Concerns rise over the newly released COVID-19 vaccine


Number of new cases at the beginning of each month. Source: New York Times

Brandon Trinh, Health and Techbology Editor

COVID-19, more commonly referred to as the Coronavirus, has affected everyone and everything from walks to the park, school, work, parties and other large social gatherings, but that is all hopefully about to change due to the recent release of the vaccine. The vaccine is being handled by two companies: Moderna and Pfizer. The vaccine is given in two doses. The first one is given, then the second one is given after three weeks time.

   Nikki McWorther, a nurse who is distributing the vaccine, explains how the vaccine works.

  “The vaccine is a mRNA vaccine (which is not actually the disease but a protein cell), it’s a way to give our body the information to fight off the vaccine … Vaccine injection is intramuscular injection,”  McWorther said. 

   Angie Long, a medical coder for the James Cancer Hospital, comments on the after effects of the shots. 

Covid-19 vaccine reminder. Photo courtesy of Isabella Mercurio

   “My arm was sore on the first day of the shot and it was sore for the next day as well, but it felt fine after the third day,” Long said.

   Senior Zsofia Kacsandi works at Park Side Living Center and is experiencing similar effects after the first vaccine.

   “I felt perfectly fine after receiving my first shot, we had to wait 15 minutes after we received the shot before we left to ensure we were not dizzy or felt like we were going to pass out,” Kacsandi said. 

   Long comments on the concerns of the vaccine. 

   “I am not worried about the side effects of the vaccine. I come from a long line of nurses and they were all aching to get the vaccine, so I try to look at it from a medical perspective. I do not feel like a guinea pig as others would say they do. But I understand where these doubts come from, like low income families where they don’t really trust our government, or are just uneducated in the circumstances so it makes sense why they are worried,” Long said. 

   McWorther clears up confusion around the vaccine. 

   “The vaccine only protects you from getting sick from the virus, not preventing the spread; you are still able to spread the virus,” McWorther explained.

   Senior Nathan Hynes has concerns about the vaccine.
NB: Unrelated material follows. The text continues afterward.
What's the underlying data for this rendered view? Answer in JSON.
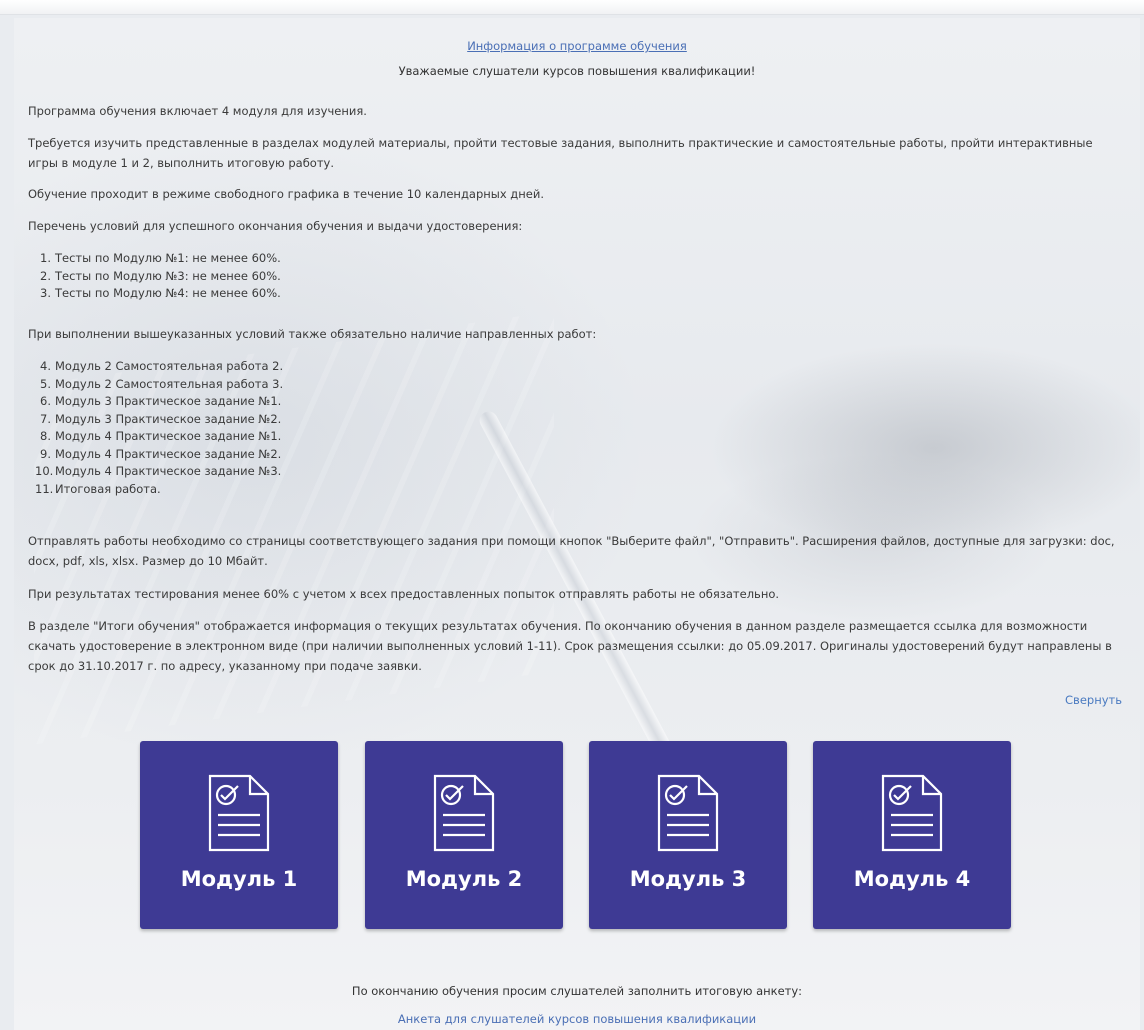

   “I’m just worried about the side effects. I understand it’s been approved by the FDA and such but there has never been a vaccine produced this fast. Most vaccines take years and human trials, but this one feels rushed due to all the stories coming out, it just worries some. I would love to get the vaccine, but I’m just worried how the virus is still spreadable even after getting the shot,” Hynes said. 
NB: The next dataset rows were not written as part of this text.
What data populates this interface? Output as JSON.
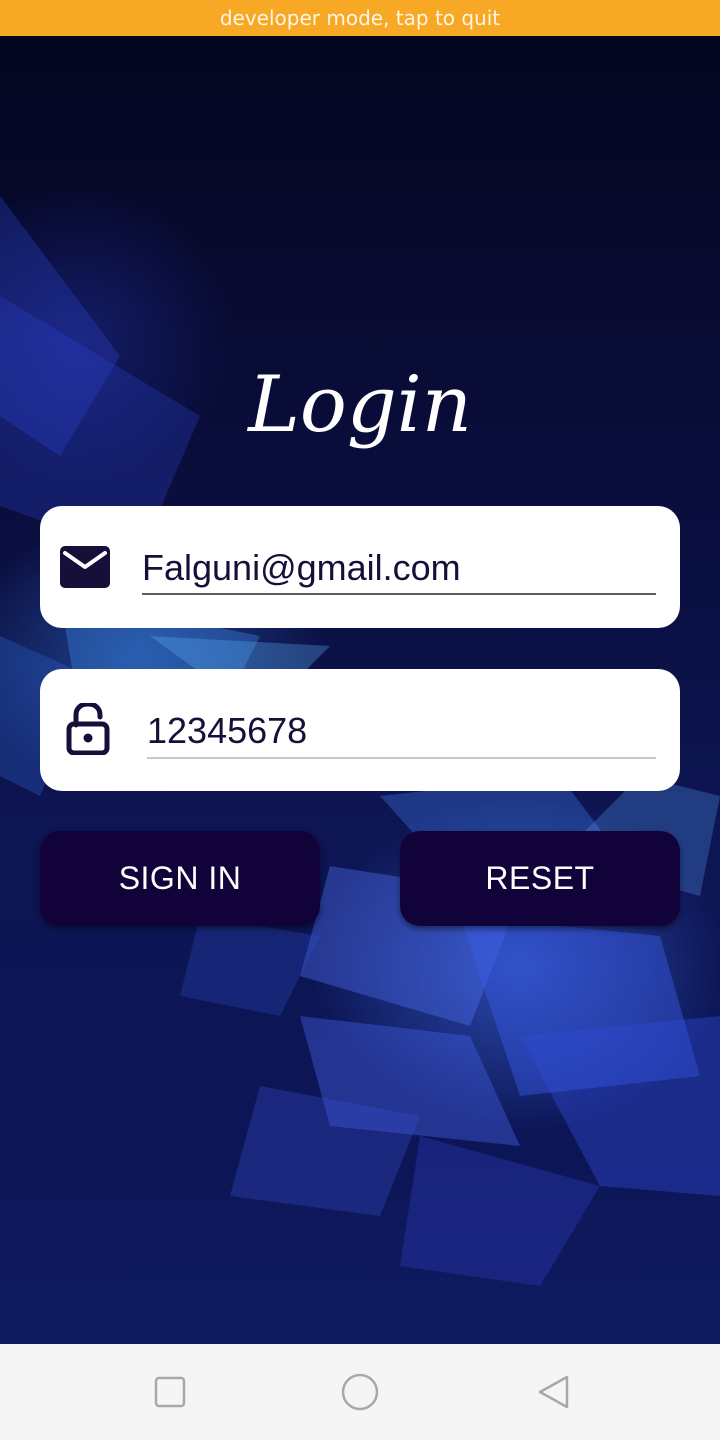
{
  "status_banner": {
    "text": "developer mode, tap to quit"
  },
  "login": {
    "title": "Login",
    "email": {
      "value": "Falguni@gmail.com",
      "icon": "mail-icon"
    },
    "password": {
      "value": "12345678",
      "icon": "lock-open-icon"
    },
    "buttons": {
      "sign_in": "SIGN IN",
      "reset": "RESET"
    }
  },
  "colors": {
    "banner": "#f7a824",
    "button_bg": "#12023a",
    "field_bg": "#ffffff",
    "text_dark": "#14103a",
    "background_dark": "#07082b",
    "background_accent": "#3d6ef0"
  },
  "navigation_bar": {
    "items": [
      {
        "icon": "recents-square-icon"
      },
      {
        "icon": "home-circle-icon"
      },
      {
        "icon": "back-triangle-icon"
      }
    ]
  }
}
   Hynes and many others share the same opinion. Others like Kascandi believe that the vaccine will work in the prevention of the virus but are still unsure due to circumstances.

    “I do believe the vaccine will work but only time will tell,” Kascandi said.
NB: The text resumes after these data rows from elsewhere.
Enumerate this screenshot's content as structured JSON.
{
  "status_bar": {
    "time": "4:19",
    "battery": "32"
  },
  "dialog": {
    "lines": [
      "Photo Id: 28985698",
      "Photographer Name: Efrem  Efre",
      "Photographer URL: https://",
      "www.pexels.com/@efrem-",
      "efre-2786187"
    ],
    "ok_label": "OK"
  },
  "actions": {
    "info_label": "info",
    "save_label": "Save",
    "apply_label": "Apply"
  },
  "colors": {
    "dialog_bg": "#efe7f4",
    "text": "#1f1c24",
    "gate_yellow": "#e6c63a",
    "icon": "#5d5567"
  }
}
   “I think it will be a while before everything goes back to normal, and I don’t know if society could go back to the pre-COVID era. The virus has taken away almost a year of our lives and will be difficult to put behind us,” Kasandi said.

     Although this past year has been a strange one for everyone there is still hope thanks to this vaccine.     

   “I am hopeful for the future although this vaccine has been pushed out quickly, I still have faith in it. There is no way to completely tell what will happen, but the vaccine is a step in the right direction for sure,” Hynes said.